Not all intimate family portraits have to be taken outside during golden hour.

My next important discovery was realizing I was developing a vocabulary to describe the photos I was seeing. Sitting in on National Geographic photographer Sam Abell’s image critique gave me my first words to describe how a strong image comes together. I’ve been lucky enough to spend many hours discussing and dissecting photography with Peter. So now instead of a photo just being pretty, I appreciate the lighting, the defined spaces of the subjects or the photographer’s ability to capture the decisive moment in that event.

10 minutes into naptime.

I also started exploring photojournalistic style photography with the work of photographers such as Ed Kashi and Dorothea Lange. I’ve been moved to tears more times looking at Dorothea’s photos of migrant farm families and Japanese internment camps than in the entire year I had the movie E.T. on constant repeat. These photos are far from pretty. They are intense, emotional and necessary.

Fast forward another few months and I’m still frozen. I’m now intimidated by these photojournalists being able to capture impeccably composed photos amidst chaos and disaster and I still can’t figure out where to point my camera. And then Dorothea spoke to me. OK, she spoke to everyone watching that American Masters episode on PBS but it truly resonated with me.

In her early 20’s Dorothea was a successful and busy portrait photographer in San Francisco. When the Great Depression began to take hold of our country, soup lines developed in the streets below her studio. Looking down at this scene one day she said “I will set myself a big problem. I will go there, I will photograph this thing, I will come back, and develop it. I will print it, and I will mount it and I will put it on the wall, all in twenty-four hours. I will do this, to see if I can just grab a hunk of lightning.”

Even during our daily rituals I’m learning to see the details.

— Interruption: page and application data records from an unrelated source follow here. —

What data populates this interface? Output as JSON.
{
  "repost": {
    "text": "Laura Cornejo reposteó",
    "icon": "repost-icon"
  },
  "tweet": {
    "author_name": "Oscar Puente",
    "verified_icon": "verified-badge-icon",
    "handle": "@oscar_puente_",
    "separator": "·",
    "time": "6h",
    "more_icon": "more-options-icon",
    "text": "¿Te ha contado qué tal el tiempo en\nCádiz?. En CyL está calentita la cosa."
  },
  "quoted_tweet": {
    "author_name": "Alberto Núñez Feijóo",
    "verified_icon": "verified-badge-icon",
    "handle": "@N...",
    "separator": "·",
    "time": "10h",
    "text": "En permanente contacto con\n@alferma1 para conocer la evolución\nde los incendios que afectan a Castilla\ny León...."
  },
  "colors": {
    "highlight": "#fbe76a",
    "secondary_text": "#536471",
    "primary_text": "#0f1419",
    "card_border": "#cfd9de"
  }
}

So that’s what I’ll do. I will look outside my window and photograph what I see. With constraints from family life, daily commitments and social anxieties, I won’t be traveling to exotic places or immersing myself in the important movements of our current society. But there are still pictures to be taken from my role as a mother, my activities at DCP and every place I may stop in between. I will take these photos, I will process them and although most will not get printed and mounted, I will likely post them on Instagram which is basically the modern equivalent but with a lot less chemicals. I will do this, to see if I can just grab a hunk of lightning. I’ll settle for a spark.

I’ll even allow myself to capture the un-pretty.